As a musical director and keyboardist for The Rolling Stones, Leavell has been recording and touring with the legendary British band since 1982. He is also a former member of The Allman Brothers Band for which he received a Lifetime Achievement Grammy award in 2012.
Rolling Stones keyboardist Chuck Leavell, Mick Jagger and Ronnie Wood of “The Rolling Stones” perform during The Rolling Stones North American “ZIP CODE” Tour in Nashville, Tennessee on June 17, 2015.
Leavell, who is a member of the Global Restoration Council, told CNN that the cultural revolution of the 60s influenced him and awakened in him a passion for environmentalism that became parallel to his passion for rock and roll.
“I was a child of the 60s, okay? So, the cultural revolution that went on at that time — the environment was certainly a big part of it and a lot of us were concerned with the pollution that was rampant throughout that time in our country,” Leavell said.
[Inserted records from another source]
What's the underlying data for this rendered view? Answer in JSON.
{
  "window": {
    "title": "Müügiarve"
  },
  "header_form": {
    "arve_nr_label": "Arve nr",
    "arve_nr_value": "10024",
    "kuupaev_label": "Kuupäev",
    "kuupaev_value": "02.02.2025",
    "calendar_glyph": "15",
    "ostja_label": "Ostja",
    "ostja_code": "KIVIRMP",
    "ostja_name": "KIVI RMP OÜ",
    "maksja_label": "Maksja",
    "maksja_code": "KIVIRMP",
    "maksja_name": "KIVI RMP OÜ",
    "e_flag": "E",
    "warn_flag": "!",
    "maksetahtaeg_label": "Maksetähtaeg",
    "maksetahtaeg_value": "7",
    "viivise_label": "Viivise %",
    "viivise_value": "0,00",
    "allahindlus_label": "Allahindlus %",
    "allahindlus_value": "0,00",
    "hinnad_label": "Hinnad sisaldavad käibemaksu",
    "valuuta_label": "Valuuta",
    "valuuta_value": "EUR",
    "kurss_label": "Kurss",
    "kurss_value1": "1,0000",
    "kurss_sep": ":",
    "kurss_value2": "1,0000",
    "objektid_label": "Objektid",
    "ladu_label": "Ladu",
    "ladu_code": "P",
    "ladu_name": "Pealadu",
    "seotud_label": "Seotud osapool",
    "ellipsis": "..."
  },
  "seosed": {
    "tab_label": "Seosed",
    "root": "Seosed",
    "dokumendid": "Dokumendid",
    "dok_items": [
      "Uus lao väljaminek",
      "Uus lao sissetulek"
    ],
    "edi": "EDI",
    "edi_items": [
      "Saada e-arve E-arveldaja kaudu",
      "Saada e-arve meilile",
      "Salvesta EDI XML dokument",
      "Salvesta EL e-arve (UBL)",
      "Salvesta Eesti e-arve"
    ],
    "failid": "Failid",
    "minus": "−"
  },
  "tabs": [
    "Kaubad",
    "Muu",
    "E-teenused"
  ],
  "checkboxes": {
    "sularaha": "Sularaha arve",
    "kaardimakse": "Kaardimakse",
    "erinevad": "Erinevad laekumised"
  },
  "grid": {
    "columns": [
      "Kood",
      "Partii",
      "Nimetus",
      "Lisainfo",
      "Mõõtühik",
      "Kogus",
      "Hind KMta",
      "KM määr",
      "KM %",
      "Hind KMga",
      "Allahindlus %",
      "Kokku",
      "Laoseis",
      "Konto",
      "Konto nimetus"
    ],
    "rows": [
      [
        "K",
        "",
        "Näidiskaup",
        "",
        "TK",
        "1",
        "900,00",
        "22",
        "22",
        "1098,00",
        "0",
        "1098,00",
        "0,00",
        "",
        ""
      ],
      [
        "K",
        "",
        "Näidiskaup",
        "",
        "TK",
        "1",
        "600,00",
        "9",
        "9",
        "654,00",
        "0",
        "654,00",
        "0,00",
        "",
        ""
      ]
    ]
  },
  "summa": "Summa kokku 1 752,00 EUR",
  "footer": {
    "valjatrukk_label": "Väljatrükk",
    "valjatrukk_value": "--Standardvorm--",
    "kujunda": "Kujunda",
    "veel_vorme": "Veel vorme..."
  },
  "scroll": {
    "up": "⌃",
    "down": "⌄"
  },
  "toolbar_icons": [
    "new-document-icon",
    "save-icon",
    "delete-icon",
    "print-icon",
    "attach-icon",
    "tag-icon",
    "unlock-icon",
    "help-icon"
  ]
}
Leavell’s interest in environmental activism escalated in 1981 when his wife, Rose-Lane, inherited about 1,000 acres from her grandmother near Macon, Georgia. [...] Continue Reading…